Week 33: Fire and water
On New Year’s Day we drove with friends north into Alentejo to visit Évora. The main reason for visiting, besides its being a beautiful place, was that Husband’s friend had as a young traveller many years ago wound up here and stayed put for months, making and selling bread to get by. There’s a whole story there – for another time. The next day we came home, our friends having taken the train to Lisbon. I went immediately to see Horse. I’d given him extra apples and carrots the previous day to see him through.
Horse wasn’t there. He’d gone back to his stable. He’d walked back, of his own accord, while I was away. Someone saw him pass by, texted the owners, and they opened the paddock for him. He’s a creature who knows his own mind, is Horse. I’m glad I don’t have to worry about him any more but I do miss him. Maybe he will need another holiday one day and come back.
An aspect of our original dream that hasn’t exactly come true is that of finding of an old Algarvian bread oven to restore and bake in. This oven isn’t old, but it’s functional, and with our visitors we tried it out for the first time. The most romantic part about it was using two wonderful, and genuinely old, pieces of handmade equipment – a peel, and a thing for shoving embers around, which might have a name but I don’t know it – which First Friends found for us in an long-abandoned ruin.
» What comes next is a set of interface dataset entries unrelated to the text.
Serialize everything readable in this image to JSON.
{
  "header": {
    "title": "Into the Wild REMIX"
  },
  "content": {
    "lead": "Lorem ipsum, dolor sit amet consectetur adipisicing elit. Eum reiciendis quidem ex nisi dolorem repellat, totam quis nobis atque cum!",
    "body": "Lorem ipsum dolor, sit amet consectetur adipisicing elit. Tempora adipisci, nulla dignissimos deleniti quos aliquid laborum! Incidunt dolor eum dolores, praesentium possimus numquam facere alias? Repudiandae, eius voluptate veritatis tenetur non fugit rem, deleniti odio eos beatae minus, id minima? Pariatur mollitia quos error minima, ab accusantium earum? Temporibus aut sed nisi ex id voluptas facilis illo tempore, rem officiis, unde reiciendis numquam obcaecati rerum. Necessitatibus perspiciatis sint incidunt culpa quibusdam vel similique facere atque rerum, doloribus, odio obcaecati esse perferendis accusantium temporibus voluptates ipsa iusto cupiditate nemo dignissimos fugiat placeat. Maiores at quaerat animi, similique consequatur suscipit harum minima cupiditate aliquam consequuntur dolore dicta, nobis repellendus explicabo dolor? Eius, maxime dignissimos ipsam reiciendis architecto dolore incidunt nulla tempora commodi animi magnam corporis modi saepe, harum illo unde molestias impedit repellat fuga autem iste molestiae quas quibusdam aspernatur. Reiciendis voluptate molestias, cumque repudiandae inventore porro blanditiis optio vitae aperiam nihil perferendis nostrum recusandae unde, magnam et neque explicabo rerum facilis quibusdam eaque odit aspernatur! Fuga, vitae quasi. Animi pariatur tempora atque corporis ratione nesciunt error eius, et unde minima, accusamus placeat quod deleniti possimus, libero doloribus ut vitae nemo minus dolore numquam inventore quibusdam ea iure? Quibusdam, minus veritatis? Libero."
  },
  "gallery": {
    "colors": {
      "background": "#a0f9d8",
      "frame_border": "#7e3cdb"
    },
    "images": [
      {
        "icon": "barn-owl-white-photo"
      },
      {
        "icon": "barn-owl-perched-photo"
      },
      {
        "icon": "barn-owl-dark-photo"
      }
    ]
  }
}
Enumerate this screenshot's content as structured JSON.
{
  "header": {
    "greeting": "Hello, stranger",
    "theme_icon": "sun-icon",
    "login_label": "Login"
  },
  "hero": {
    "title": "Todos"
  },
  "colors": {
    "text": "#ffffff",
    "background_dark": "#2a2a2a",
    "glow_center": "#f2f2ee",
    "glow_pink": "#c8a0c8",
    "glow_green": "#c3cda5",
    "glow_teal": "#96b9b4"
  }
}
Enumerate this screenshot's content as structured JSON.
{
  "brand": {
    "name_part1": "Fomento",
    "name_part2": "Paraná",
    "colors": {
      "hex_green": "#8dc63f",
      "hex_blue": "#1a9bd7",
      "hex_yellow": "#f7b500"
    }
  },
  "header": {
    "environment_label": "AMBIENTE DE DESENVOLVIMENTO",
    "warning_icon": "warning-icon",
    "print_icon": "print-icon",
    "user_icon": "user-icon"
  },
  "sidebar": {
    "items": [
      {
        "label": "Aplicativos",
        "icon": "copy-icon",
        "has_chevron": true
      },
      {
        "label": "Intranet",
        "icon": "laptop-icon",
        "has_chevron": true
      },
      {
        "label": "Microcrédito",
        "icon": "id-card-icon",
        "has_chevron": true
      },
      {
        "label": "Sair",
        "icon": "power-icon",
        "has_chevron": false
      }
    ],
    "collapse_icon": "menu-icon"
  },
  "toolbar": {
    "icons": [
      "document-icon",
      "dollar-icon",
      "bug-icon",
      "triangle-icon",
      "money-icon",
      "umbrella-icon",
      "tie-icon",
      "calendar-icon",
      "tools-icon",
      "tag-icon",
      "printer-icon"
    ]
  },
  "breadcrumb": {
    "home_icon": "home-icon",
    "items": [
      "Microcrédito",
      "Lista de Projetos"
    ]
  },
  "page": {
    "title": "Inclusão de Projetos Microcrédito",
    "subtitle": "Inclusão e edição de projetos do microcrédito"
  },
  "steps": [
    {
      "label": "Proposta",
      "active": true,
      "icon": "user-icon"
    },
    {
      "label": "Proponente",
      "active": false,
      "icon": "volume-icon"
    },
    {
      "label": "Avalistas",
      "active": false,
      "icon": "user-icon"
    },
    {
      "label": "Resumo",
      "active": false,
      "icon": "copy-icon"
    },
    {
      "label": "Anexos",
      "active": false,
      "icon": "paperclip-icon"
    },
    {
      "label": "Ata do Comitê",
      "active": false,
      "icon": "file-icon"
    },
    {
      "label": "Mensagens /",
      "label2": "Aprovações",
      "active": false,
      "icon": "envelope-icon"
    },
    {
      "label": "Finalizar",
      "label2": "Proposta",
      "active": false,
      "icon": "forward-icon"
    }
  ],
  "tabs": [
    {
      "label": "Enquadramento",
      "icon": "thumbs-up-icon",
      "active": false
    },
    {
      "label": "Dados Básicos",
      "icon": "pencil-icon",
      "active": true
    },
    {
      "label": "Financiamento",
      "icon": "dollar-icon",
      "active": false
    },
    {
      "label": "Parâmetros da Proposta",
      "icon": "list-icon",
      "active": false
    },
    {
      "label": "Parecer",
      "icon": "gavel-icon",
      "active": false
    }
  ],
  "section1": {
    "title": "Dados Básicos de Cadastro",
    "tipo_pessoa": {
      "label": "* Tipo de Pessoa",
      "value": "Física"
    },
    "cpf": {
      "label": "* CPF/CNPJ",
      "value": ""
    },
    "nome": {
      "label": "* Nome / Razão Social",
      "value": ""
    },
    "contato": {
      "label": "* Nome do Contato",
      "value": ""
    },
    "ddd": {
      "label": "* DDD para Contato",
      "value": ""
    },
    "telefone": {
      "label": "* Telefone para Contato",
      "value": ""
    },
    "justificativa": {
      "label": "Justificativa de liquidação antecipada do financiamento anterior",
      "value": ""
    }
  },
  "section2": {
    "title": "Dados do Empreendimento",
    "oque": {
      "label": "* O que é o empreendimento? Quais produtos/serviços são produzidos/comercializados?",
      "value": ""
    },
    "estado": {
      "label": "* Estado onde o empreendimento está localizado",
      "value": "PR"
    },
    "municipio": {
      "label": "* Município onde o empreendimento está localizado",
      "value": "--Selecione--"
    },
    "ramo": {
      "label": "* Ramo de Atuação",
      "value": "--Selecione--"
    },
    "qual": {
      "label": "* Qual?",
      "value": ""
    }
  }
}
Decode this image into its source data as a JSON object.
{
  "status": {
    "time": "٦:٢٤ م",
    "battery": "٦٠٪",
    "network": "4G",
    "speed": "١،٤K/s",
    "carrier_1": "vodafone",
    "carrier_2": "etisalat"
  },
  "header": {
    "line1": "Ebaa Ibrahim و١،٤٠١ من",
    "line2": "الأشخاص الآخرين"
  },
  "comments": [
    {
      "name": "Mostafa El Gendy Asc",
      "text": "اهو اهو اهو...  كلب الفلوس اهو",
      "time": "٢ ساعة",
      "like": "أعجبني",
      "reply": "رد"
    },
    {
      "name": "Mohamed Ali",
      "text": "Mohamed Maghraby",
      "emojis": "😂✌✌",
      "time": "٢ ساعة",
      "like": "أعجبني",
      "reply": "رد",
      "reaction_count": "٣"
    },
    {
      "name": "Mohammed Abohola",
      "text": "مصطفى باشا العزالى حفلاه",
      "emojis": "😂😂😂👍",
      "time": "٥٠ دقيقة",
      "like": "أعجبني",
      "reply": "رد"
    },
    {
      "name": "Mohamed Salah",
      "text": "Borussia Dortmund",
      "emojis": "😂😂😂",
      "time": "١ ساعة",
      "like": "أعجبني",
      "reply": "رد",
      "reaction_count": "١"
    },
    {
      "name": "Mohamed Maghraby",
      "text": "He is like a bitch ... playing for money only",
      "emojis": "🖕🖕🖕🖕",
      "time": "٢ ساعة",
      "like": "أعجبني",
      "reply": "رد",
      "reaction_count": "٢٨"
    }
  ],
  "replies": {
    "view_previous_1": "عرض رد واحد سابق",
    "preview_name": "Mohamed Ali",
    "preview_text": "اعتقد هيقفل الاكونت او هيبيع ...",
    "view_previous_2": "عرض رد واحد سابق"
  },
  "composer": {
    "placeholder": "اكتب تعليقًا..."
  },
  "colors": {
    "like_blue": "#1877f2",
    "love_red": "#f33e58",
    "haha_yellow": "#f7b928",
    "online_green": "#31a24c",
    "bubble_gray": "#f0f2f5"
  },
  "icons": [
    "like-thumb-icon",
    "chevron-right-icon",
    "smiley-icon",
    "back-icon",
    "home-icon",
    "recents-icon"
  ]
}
The oven heated up well enough to bake two loaves perfectly (and two imperfectly). Good, and good fun. We probably should have left the embers in for longer, but they did warm us up a treat in the wheelbarrow as the sun set.
The oven won’t do for serious breadmaking. Husband is right now in Germany where he will visit a specialist company to choose a well-engineered, stone-lined oven which will produce reliable, even, consistent heat and bake enough loaves for a small concern like he is setting up.
We have a well in our garden, which provides water for the house. We also have the use of Eleuterio’s well by the river, which provides water for the garden. Our own well feeds a 30,000-litre cisterna under the front veranda. We have since discovered that what most people have is a small cisterna with a valve that automatically operates a pump when the level drops and refills itself. We have a massive cisterna, which needs refilling infrequently, but has to be operated by combination of instinct and hard work. After a month of living here, we thought we’d better check the level.
Not easy. The metal-lined lid had rusted in place since it was last opened. It took hours of ingenuity, spread over several days and interspersed with consultations far and wide, just to get the lid off.
Getting water to the cisterna from the well involved a lot of hose, a pump, a valve and some kind of an air-lock screw – I don’t know what I’m talking about, Husband did all this – each operated separately and by hand. The first water that emerges is rather brown, so that goes into the garden. As soon as clear water flows, the hose has to be dragged to the cisterna – I do know what I’m talking about, I did this – and it was rather like trying to land a shark or some other powerful, wriggling thing that doesn’t want to be caught. We got the cisterna half full, gave the well a rest for a week or so, then did it all again and filled the tank to the top. I do wonder if the Sensibles were as sensible as I thought them.
Bom ano novo
And finally a very happy new year to you. Thank you so much for reading the blog – and, to those of you who have, for commenting.